Dataset entries »

--- START ---

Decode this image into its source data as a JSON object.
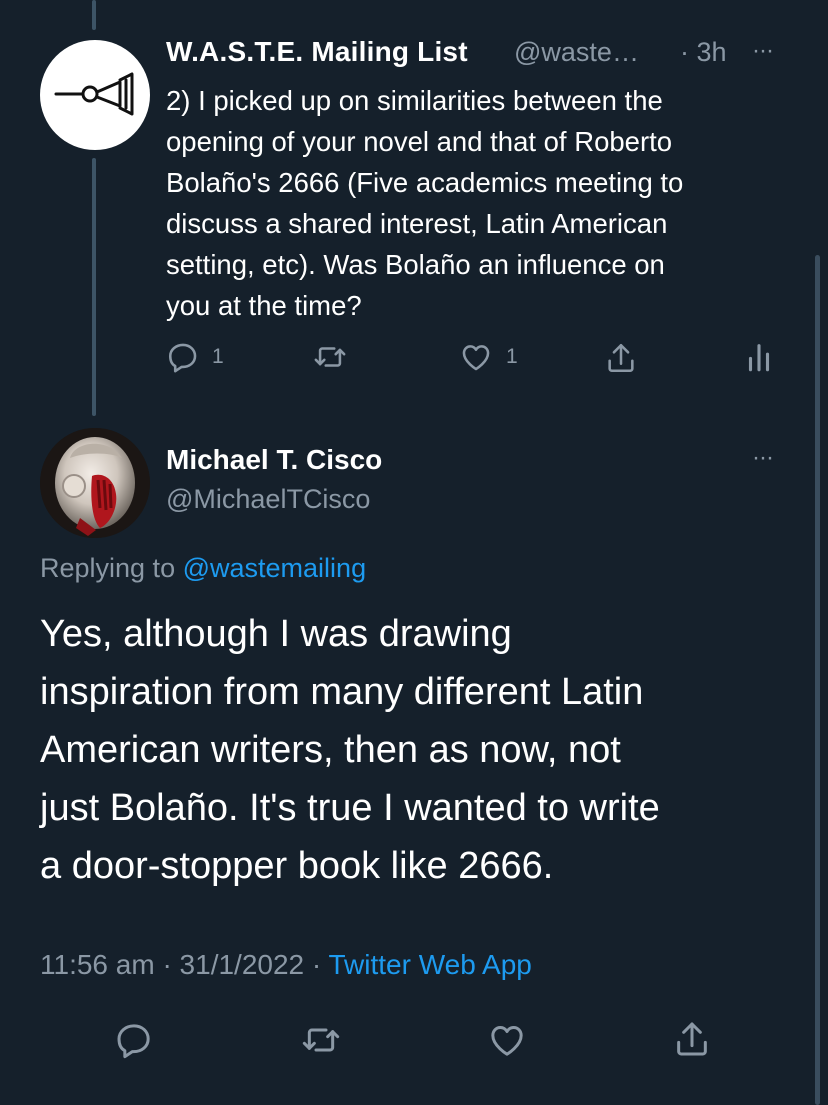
{
  "first_tweet": {
    "display_name": "W.A.S.T.E. Mailing List",
    "handle": "@waste…",
    "time": "· 3h",
    "more": "···",
    "text_lines": [
      "2) I picked up on similarities between the",
      "opening of your novel and that of Roberto",
      "Bolaño's 2666 (Five academics meeting to",
      "discuss a shared interest, Latin American",
      "setting, etc). Was Bolaño an influence on",
      "you at the time?"
    ],
    "reply_count": "1",
    "like_count": "1"
  },
  "main_tweet": {
    "display_name": "Michael T. Cisco",
    "handle": "@MichaelTCisco",
    "more": "···",
    "replying_prefix": "Replying to",
    "replying_handle": "@wastemailing",
    "text_lines": [
      "Yes, although I was drawing",
      "inspiration from many different Latin",
      "American writers, then as now, not",
      "just Bolaño.  It's true I wanted to write",
      "a door-stopper book like 2666."
    ],
    "timestamp": "11:56 am · 31/1/2022 ·",
    "source": "Twitter Web App"
  },
  "colors": {
    "background": "#15202b",
    "text": "#ffffff",
    "muted": "#8b98a5",
    "link": "#1d9bf0"
  }
}
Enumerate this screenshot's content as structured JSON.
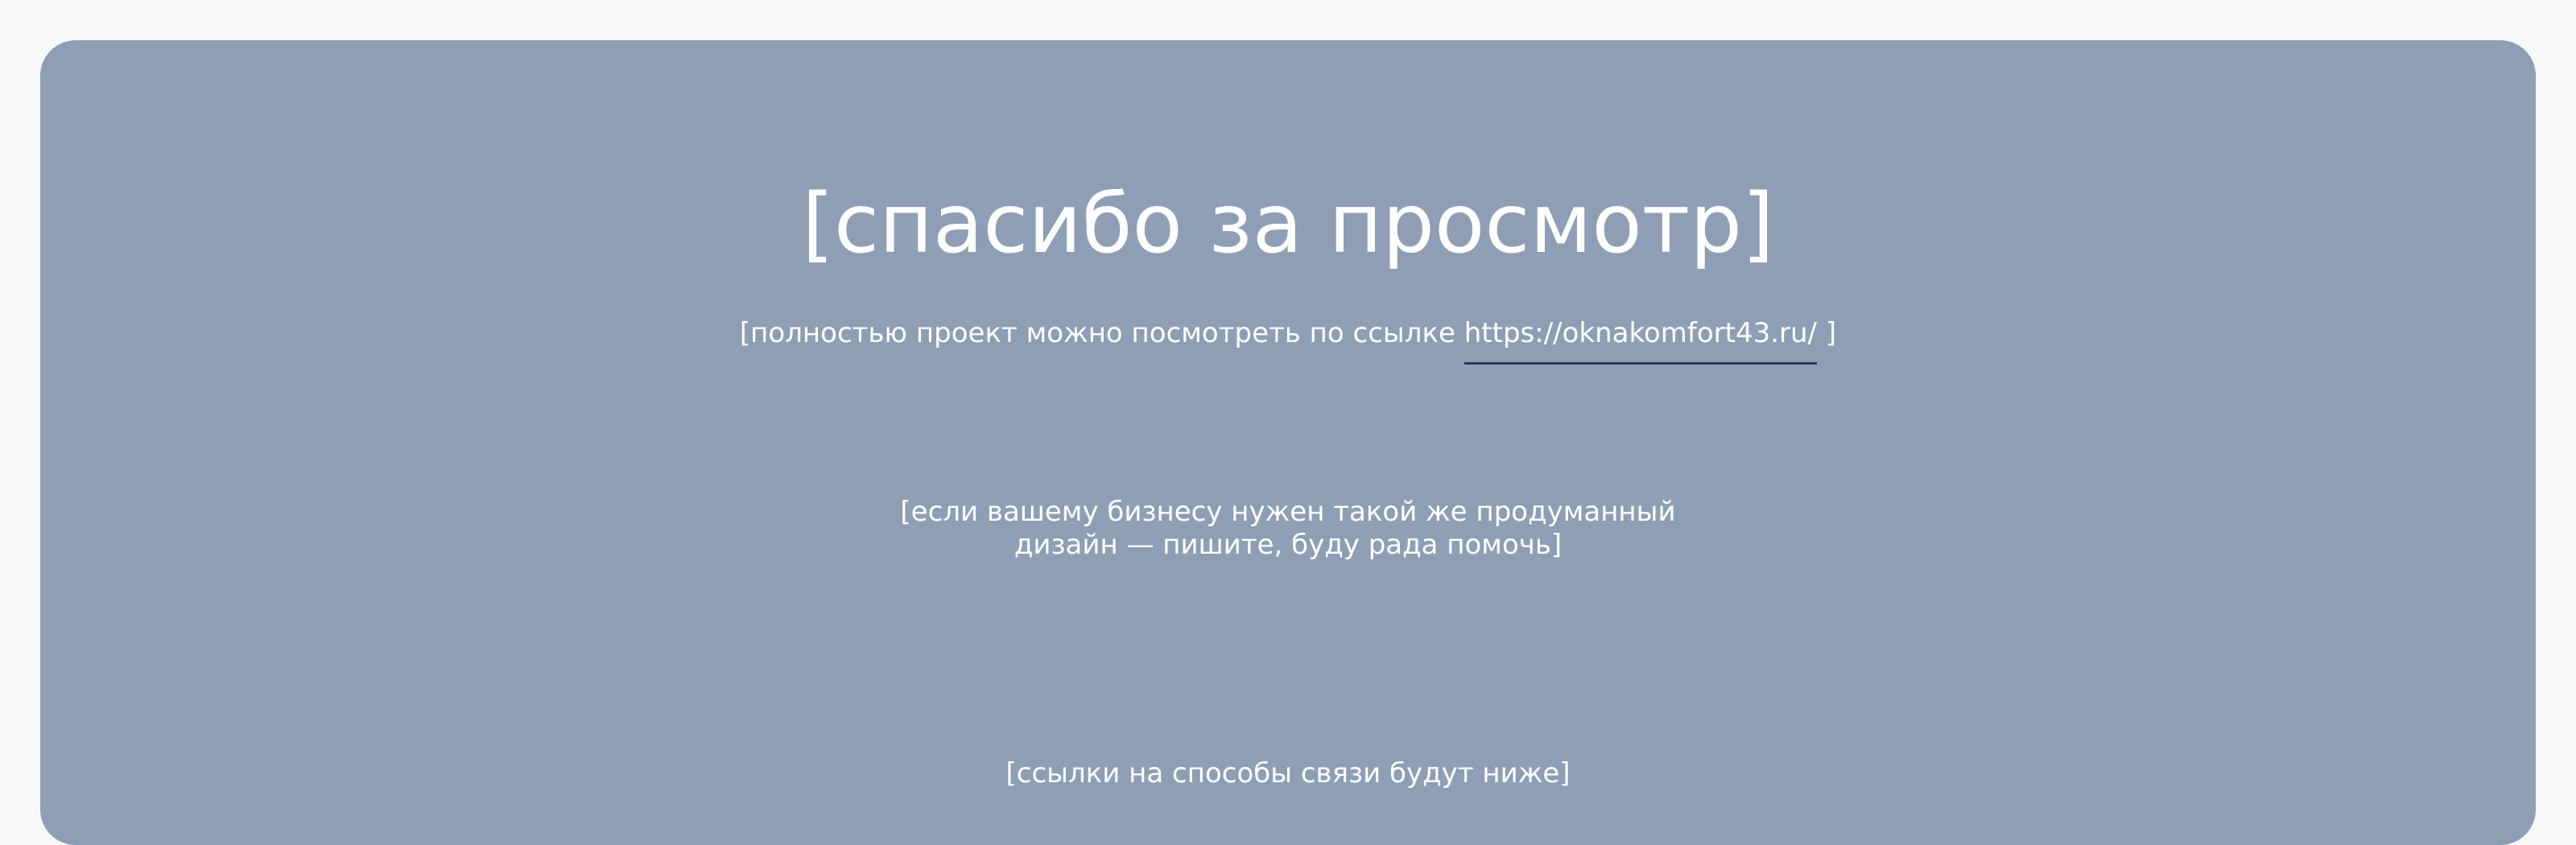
{
  "page": {
    "background": "#f8f8f9",
    "card_color": "#8e9eb5",
    "text_color": "#ffffff",
    "link_underline_color": "#253a64"
  },
  "thanks": {
    "title": "[спасибо за просмотр]",
    "project_text": "[полностью проект можно посмотреть по ссылке ",
    "project_link": "https://oknakomfort43.ru/",
    "project_close": " ]"
  },
  "offer": {
    "line1": "[если вашему бизнесу нужен такой же продуманный",
    "line2": "дизайн — пишите, буду рада помочь]"
  },
  "contacts": {
    "text": "[ссылки на способы связи будут ниже]"
  }
}
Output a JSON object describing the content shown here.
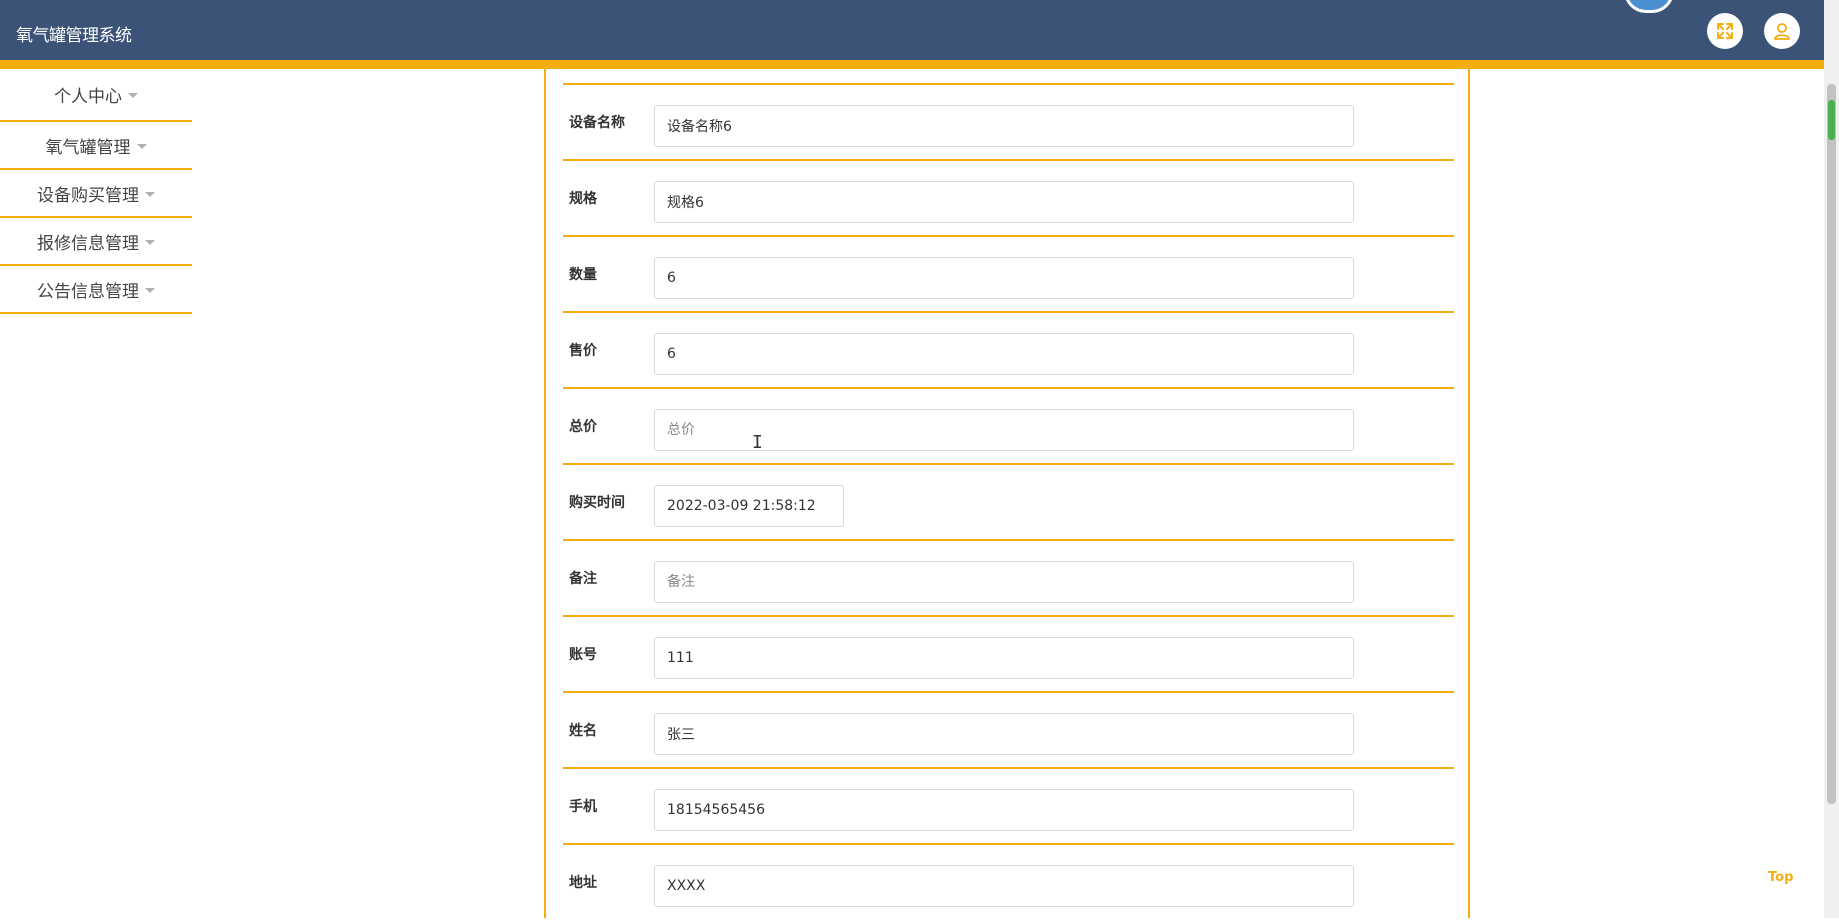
{
  "header": {
    "title": "氧气罐管理系统",
    "fullscreen_icon": "fullscreen-icon",
    "user_icon": "user-icon",
    "bg_color": "#3c5378",
    "accent_color": "#f6ad0f"
  },
  "sidebar": {
    "items": [
      {
        "label": "个人中心"
      },
      {
        "label": "氧气罐管理"
      },
      {
        "label": "设备购买管理"
      },
      {
        "label": "报修信息管理"
      },
      {
        "label": "公告信息管理"
      }
    ]
  },
  "form": {
    "fields": [
      {
        "label": "设备名称",
        "value": "设备名称6",
        "placeholder": "设备名称"
      },
      {
        "label": "规格",
        "value": "规格6",
        "placeholder": "规格"
      },
      {
        "label": "数量",
        "value": "6",
        "placeholder": "数量"
      },
      {
        "label": "售价",
        "value": "6",
        "placeholder": "售价"
      },
      {
        "label": "总价",
        "value": "",
        "placeholder": "总价"
      },
      {
        "label": "购买时间",
        "value": "2022-03-09 21:58:12",
        "placeholder": "购买时间"
      },
      {
        "label": "备注",
        "value": "",
        "placeholder": "备注"
      },
      {
        "label": "账号",
        "value": "111",
        "placeholder": "账号"
      },
      {
        "label": "姓名",
        "value": "张三",
        "placeholder": "姓名"
      },
      {
        "label": "手机",
        "value": "18154565456",
        "placeholder": "手机"
      },
      {
        "label": "地址",
        "value": "XXXX",
        "placeholder": "地址"
      }
    ]
  },
  "back_top": {
    "label": "Top"
  }
}
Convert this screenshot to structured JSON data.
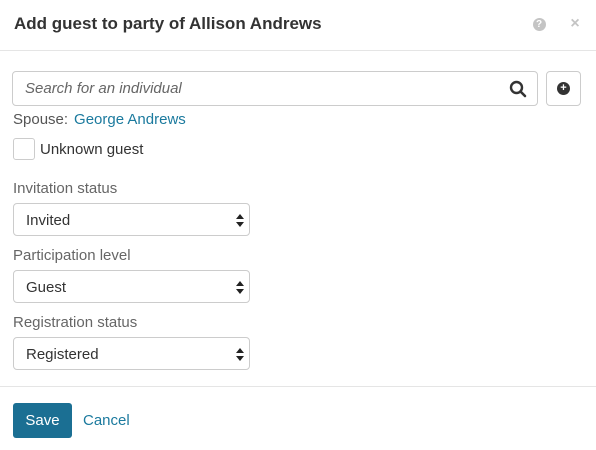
{
  "dialog": {
    "title": "Add guest to party of Allison Andrews",
    "help_icon": "question-circle-icon",
    "close_icon": "close-icon"
  },
  "search": {
    "placeholder": "Search for an individual",
    "value": "",
    "search_icon": "magnifier-icon",
    "add_icon": "plus-circle-icon"
  },
  "spouse": {
    "label": "Spouse:",
    "name": "George Andrews"
  },
  "unknown_guest": {
    "label": "Unknown guest",
    "checked": false
  },
  "fields": {
    "invitation": {
      "label": "Invitation status",
      "value": "Invited"
    },
    "participation": {
      "label": "Participation level",
      "value": "Guest"
    },
    "registration": {
      "label": "Registration status",
      "value": "Registered"
    }
  },
  "footer": {
    "save_label": "Save",
    "cancel_label": "Cancel"
  },
  "colors": {
    "accent": "#1b6f93",
    "link": "#1b7a9e",
    "border": "#cccccc"
  }
}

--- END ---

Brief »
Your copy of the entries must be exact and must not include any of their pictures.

Solution to this problem »
Decode this image into its source data as a JSON object.
{
  "first_tweet": {
    "display_name": "W.A.S.T.E. Mailing List",
    "handle": "@waste…",
    "time": "· 3h",
    "more": "···",
    "text_lines": [
      "2) I picked up on similarities between the",
      "opening of your novel and that of Roberto",
      "Bolaño's 2666 (Five academics meeting to",
      "discuss a shared interest, Latin American",
      "setting, etc). Was Bolaño an influence on",
      "you at the time?"
    ],
    "reply_count": "1",
    "like_count": "1"
  },
  "main_tweet": {
    "display_name": "Michael T. Cisco",
    "handle": "@MichaelTCisco",
    "more": "···",
    "replying_prefix": "Replying to",
    "replying_handle": "@wastemailing",
    "text_lines": [
      "Yes, although I was drawing",
      "inspiration from many different Latin",
      "American writers, then as now, not",
      "just Bolaño.  It's true I wanted to write",
      "a door-stopper book like 2666."
    ],
    "timestamp": "11:56 am · 31/1/2022 ·",
    "source": "Twitter Web App"
  },
  "colors": {
    "background": "#15202b",
    "text": "#ffffff",
    "muted": "#8b98a5",
    "link": "#1d9bf0"
  }
}
Enumerate this screenshot's content as structured JSON.
{
  "page": {
    "background": "#f8f8f9",
    "card_color": "#8e9eb5",
    "text_color": "#ffffff",
    "link_underline_color": "#253a64"
  },
  "thanks": {
    "title": "[спасибо за просмотр]",
    "project_text": "[полностью проект можно посмотреть по ссылке ",
    "project_link": "https://oknakomfort43.ru/",
    "project_close": " ]"
  },
  "offer": {
    "line1": "[если вашему бизнесу нужен такой же продуманный",
    "line2": "дизайн — пишите, буду рада помочь]"
  },
  "contacts": {
    "text": "[ссылки на способы связи будут ниже]"
  }
}
Output a JSON object describing the content shown here.
{
  "header": {
    "title": "氧气罐管理系统",
    "fullscreen_icon": "fullscreen-icon",
    "user_icon": "user-icon",
    "bg_color": "#3c5378",
    "accent_color": "#f6ad0f"
  },
  "sidebar": {
    "items": [
      {
        "label": "个人中心"
      },
      {
        "label": "氧气罐管理"
      },
      {
        "label": "设备购买管理"
      },
      {
        "label": "报修信息管理"
      },
      {
        "label": "公告信息管理"
      }
    ]
  },
  "form": {
    "fields": [
      {
        "label": "设备名称",
        "value": "设备名称6",
        "placeholder": "设备名称"
      },
      {
        "label": "规格",
        "value": "规格6",
        "placeholder": "规格"
      },
      {
        "label": "数量",
        "value": "6",
        "placeholder": "数量"
      },
      {
        "label": "售价",
        "value": "6",
        "placeholder": "售价"
      },
      {
        "label": "总价",
        "value": "",
        "placeholder": "总价"
      },
      {
        "label": "购买时间",
        "value": "2022-03-09 21:58:12",
        "placeholder": "购买时间"
      },
      {
        "label": "备注",
        "value": "",
        "placeholder": "备注"
      },
      {
        "label": "账号",
        "value": "111",
        "placeholder": "账号"
      },
      {
        "label": "姓名",
        "value": "张三",
        "placeholder": "姓名"
      },
      {
        "label": "手机",
        "value": "18154565456",
        "placeholder": "手机"
      },
      {
        "label": "地址",
        "value": "XXXX",
        "placeholder": "地址"
      }
    ]
  },
  "back_top": {
    "label": "Top"
  }
}
Convert this screenshot to structured JSON data.
{
  "dialog": {
    "title": "Add guest to party of Allison Andrews",
    "help_icon": "question-circle-icon",
    "close_icon": "close-icon"
  },
  "search": {
    "placeholder": "Search for an individual",
    "value": "",
    "search_icon": "magnifier-icon",
    "add_icon": "plus-circle-icon"
  },
  "spouse": {
    "label": "Spouse:",
    "name": "George Andrews"
  },
  "unknown_guest": {
    "label": "Unknown guest",
    "checked": false
  },
  "fields": {
    "invitation": {
      "label": "Invitation status",
      "value": "Invited"
    },
    "participation": {
      "label": "Participation level",
      "value": "Guest"
    },
    "registration": {
      "label": "Registration status",
      "value": "Registered"
    }
  },
  "footer": {
    "save_label": "Save",
    "cancel_label": "Cancel"
  },
  "colors": {
    "accent": "#1b6f93",
    "link": "#1b7a9e",
    "border": "#cccccc"
  }
}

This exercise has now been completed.